(ACTIVITY)
Your answer should consist of the lines in the data below that contain "from".

(AVAILABLE DATA)
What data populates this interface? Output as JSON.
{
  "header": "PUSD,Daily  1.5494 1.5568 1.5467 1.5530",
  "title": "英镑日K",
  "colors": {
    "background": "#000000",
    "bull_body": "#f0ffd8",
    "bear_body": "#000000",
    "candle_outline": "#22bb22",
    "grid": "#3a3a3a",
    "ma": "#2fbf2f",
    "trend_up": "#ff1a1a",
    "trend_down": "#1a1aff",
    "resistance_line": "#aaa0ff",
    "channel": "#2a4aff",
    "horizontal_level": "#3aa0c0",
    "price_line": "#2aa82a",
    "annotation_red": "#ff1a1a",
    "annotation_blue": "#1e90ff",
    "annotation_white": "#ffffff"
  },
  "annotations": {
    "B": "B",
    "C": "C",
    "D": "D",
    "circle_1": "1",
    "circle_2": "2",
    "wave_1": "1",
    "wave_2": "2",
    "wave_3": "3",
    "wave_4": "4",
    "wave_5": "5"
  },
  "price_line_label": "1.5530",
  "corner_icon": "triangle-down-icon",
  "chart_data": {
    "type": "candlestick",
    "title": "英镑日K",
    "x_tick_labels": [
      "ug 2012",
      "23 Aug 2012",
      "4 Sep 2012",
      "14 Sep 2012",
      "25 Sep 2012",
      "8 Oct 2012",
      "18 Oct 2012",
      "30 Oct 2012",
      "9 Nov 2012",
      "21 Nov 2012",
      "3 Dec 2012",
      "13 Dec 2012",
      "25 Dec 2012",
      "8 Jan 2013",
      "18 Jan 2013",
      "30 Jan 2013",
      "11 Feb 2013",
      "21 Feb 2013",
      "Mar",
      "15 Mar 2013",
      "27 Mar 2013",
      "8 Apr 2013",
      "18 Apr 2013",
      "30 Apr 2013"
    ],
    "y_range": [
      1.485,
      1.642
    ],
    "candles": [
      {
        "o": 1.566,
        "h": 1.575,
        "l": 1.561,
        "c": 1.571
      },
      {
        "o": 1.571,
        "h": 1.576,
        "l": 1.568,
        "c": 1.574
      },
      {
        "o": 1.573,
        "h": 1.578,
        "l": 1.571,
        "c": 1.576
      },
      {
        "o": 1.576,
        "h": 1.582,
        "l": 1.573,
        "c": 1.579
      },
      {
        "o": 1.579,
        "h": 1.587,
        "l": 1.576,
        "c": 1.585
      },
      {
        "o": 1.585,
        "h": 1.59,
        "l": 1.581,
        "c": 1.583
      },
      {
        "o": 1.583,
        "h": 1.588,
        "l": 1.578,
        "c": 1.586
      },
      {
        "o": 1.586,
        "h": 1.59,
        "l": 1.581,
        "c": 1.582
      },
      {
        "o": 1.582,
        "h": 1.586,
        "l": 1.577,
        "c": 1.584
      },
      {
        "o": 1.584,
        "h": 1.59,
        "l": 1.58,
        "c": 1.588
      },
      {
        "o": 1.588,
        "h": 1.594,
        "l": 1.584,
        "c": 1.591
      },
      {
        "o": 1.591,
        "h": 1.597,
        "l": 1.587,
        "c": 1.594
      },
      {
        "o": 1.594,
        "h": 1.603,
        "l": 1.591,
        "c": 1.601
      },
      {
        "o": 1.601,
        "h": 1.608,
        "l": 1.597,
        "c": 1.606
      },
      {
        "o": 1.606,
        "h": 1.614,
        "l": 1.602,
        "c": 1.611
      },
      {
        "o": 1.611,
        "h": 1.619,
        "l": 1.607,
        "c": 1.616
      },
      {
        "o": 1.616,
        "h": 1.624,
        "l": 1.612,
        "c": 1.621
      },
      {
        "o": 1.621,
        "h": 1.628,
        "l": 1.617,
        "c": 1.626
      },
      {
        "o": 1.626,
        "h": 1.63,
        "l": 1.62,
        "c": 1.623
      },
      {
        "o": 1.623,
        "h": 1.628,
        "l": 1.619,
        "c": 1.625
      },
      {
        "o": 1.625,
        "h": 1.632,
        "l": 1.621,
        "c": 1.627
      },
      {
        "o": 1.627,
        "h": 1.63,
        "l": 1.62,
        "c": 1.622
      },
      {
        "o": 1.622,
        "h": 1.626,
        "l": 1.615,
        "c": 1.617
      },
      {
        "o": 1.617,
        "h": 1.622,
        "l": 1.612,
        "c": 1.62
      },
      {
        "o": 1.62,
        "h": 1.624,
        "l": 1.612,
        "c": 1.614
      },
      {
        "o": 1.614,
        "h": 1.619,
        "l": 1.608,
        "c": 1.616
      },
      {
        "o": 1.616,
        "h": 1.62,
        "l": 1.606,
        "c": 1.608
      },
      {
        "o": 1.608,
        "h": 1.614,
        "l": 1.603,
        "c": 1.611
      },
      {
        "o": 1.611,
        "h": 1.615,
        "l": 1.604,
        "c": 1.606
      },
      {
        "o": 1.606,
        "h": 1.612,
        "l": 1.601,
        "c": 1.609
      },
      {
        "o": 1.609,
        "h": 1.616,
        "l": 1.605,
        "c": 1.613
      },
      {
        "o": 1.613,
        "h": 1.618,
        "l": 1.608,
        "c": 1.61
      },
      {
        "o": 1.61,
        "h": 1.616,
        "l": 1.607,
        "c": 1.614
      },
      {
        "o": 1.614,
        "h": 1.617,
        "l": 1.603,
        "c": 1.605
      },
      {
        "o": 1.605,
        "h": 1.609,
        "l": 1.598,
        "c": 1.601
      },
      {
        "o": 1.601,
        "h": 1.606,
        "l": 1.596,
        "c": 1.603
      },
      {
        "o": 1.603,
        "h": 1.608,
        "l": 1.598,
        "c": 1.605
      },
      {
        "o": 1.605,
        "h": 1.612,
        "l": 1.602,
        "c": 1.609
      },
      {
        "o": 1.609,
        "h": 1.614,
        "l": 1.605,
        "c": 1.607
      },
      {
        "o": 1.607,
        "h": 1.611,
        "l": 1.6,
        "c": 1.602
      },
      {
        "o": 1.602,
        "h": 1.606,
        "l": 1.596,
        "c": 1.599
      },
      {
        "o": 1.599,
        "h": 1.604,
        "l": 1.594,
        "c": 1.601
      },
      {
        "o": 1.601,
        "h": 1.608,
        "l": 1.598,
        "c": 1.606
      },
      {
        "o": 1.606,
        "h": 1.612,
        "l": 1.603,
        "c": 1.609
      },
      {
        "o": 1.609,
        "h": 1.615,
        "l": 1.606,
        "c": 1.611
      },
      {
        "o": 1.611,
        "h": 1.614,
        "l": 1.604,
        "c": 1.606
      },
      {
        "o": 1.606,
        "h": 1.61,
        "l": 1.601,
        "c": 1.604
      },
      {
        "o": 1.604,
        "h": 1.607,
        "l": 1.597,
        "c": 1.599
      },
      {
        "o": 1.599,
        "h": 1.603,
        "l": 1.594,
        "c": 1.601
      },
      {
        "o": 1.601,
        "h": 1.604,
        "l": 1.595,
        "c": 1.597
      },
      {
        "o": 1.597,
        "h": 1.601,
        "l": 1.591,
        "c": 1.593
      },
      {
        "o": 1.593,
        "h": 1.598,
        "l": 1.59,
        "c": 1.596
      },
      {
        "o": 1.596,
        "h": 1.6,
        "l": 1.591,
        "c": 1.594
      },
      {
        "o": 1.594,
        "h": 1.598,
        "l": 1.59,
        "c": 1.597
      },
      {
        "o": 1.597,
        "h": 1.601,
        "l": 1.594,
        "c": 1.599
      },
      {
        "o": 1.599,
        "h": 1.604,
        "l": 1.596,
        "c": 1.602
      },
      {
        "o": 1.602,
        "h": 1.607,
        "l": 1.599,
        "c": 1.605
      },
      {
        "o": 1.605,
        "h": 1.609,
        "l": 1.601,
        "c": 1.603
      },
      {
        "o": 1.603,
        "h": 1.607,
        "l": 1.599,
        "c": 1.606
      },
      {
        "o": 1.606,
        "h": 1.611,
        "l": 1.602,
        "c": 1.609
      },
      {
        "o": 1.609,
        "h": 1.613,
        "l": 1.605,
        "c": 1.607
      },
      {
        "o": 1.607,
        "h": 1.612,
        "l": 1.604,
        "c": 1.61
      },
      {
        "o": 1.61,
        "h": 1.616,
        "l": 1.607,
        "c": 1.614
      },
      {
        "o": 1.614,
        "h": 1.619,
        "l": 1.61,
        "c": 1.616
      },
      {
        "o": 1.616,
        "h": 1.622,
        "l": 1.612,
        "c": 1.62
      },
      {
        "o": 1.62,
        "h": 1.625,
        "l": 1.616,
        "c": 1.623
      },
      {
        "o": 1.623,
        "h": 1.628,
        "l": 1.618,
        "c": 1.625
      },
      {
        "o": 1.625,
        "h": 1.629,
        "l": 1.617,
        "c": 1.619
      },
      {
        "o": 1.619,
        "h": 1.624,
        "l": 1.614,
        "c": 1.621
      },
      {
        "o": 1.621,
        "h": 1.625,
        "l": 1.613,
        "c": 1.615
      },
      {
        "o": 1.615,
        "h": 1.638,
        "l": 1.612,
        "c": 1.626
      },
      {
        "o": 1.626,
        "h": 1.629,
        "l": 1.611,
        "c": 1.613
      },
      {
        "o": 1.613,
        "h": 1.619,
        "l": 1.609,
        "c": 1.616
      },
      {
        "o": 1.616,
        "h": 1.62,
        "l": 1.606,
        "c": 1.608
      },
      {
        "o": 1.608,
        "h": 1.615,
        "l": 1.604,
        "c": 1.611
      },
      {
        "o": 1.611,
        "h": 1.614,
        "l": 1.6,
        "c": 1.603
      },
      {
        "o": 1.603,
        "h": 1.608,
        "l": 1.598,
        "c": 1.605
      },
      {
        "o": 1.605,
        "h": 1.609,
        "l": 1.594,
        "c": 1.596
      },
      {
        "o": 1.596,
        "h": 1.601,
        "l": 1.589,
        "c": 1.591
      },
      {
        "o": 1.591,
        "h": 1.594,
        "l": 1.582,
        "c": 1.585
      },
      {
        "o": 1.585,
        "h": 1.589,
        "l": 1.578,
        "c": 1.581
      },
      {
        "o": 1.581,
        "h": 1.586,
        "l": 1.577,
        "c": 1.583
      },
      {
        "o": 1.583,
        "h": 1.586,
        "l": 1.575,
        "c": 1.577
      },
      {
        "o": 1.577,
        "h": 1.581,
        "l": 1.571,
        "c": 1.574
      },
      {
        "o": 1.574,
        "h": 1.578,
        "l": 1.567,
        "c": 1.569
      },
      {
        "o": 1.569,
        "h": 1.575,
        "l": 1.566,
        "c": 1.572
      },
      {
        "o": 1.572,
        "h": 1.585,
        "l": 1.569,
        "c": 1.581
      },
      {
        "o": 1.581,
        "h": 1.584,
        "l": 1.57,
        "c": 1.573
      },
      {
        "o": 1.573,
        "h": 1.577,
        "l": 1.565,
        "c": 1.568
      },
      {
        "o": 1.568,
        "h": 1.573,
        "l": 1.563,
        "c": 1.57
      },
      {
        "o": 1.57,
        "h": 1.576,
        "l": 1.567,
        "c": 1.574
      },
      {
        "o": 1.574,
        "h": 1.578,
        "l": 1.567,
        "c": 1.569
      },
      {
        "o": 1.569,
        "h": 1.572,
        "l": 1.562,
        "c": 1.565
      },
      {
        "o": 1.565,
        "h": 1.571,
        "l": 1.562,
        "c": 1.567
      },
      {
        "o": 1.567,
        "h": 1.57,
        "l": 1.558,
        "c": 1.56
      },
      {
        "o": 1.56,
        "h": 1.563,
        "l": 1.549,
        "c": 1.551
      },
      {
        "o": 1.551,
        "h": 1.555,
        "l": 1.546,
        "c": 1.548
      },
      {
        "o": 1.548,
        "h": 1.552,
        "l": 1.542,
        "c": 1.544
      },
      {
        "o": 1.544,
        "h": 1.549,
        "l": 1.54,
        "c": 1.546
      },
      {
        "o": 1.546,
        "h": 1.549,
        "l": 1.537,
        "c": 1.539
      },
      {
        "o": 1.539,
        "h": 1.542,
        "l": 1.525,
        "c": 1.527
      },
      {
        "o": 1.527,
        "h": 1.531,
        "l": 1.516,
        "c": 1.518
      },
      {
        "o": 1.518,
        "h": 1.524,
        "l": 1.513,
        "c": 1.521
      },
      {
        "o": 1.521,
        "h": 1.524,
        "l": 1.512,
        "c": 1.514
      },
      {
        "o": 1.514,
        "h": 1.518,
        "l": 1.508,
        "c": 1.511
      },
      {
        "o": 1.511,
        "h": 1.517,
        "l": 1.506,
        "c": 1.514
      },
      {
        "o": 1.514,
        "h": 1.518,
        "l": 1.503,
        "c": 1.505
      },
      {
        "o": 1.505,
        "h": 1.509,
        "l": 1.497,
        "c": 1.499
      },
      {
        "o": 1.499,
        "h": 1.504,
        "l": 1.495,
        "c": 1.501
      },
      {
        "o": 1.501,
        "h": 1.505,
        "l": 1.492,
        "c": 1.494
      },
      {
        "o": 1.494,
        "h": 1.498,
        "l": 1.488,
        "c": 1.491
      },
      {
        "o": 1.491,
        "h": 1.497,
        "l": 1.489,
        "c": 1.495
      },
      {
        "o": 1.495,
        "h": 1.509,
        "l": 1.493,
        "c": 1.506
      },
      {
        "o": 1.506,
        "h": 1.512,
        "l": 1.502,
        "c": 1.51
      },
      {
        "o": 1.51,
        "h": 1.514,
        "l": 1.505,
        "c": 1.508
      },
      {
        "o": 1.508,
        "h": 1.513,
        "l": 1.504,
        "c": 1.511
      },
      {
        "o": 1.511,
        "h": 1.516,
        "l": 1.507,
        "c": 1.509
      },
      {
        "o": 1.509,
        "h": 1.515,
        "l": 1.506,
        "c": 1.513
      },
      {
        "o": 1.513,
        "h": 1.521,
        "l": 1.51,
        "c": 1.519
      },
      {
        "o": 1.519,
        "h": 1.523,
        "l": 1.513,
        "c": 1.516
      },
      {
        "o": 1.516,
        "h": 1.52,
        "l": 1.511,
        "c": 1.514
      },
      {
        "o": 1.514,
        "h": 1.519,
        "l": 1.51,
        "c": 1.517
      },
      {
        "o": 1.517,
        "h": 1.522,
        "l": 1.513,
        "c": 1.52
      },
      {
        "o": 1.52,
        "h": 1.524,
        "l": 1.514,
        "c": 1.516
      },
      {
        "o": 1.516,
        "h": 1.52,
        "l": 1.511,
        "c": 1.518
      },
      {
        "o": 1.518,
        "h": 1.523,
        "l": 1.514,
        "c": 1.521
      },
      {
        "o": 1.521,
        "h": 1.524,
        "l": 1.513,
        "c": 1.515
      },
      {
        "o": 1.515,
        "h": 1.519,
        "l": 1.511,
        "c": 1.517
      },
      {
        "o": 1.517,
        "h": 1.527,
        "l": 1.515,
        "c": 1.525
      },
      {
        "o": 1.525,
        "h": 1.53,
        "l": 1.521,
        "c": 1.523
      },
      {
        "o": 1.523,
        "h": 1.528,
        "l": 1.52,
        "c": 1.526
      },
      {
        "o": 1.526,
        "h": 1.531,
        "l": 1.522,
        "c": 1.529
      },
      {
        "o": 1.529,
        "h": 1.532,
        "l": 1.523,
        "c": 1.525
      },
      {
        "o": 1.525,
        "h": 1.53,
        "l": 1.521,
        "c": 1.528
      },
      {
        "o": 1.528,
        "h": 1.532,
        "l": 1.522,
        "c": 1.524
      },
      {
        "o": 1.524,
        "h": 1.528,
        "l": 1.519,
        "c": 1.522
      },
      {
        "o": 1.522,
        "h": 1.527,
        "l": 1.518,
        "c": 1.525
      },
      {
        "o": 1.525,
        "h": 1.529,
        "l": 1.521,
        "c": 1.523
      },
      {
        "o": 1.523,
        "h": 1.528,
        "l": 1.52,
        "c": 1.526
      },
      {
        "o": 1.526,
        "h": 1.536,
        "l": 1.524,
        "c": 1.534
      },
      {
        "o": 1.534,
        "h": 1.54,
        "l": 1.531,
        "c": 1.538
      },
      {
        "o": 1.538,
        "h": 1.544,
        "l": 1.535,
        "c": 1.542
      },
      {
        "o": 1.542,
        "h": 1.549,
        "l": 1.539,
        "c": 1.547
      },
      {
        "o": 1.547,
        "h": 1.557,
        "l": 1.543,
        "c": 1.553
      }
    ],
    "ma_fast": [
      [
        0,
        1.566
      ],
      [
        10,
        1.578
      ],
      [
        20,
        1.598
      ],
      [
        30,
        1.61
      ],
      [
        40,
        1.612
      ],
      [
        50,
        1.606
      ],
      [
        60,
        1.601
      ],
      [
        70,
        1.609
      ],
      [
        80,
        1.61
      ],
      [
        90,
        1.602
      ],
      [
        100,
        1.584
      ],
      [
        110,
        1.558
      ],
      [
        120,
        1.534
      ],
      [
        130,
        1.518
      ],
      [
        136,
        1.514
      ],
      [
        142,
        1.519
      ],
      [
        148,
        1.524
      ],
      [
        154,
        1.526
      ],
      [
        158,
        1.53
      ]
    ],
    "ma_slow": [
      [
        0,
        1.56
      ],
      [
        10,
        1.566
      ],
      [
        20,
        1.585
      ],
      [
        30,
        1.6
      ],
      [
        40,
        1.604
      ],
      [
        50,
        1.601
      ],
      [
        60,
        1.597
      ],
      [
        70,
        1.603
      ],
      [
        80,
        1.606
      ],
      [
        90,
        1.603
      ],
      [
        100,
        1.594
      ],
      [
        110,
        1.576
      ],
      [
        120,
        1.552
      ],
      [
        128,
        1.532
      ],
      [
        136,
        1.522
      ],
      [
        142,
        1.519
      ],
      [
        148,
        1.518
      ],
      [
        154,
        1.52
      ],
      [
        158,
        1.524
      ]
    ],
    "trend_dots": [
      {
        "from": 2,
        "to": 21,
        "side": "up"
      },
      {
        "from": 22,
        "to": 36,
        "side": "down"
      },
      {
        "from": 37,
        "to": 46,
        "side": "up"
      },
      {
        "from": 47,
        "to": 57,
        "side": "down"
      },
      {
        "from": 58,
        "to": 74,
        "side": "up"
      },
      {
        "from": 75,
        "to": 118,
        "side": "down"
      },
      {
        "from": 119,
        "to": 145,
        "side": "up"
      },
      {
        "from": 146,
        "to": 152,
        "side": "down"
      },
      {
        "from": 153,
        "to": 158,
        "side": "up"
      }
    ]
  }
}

(ANSWER AREA)
        "from": 2,
        "from": 22,
        "from": 37,
        "from": 47,
        "from": 58,
        "from": 75,
        "from": 119,
        "from": 146,
        "from": 153,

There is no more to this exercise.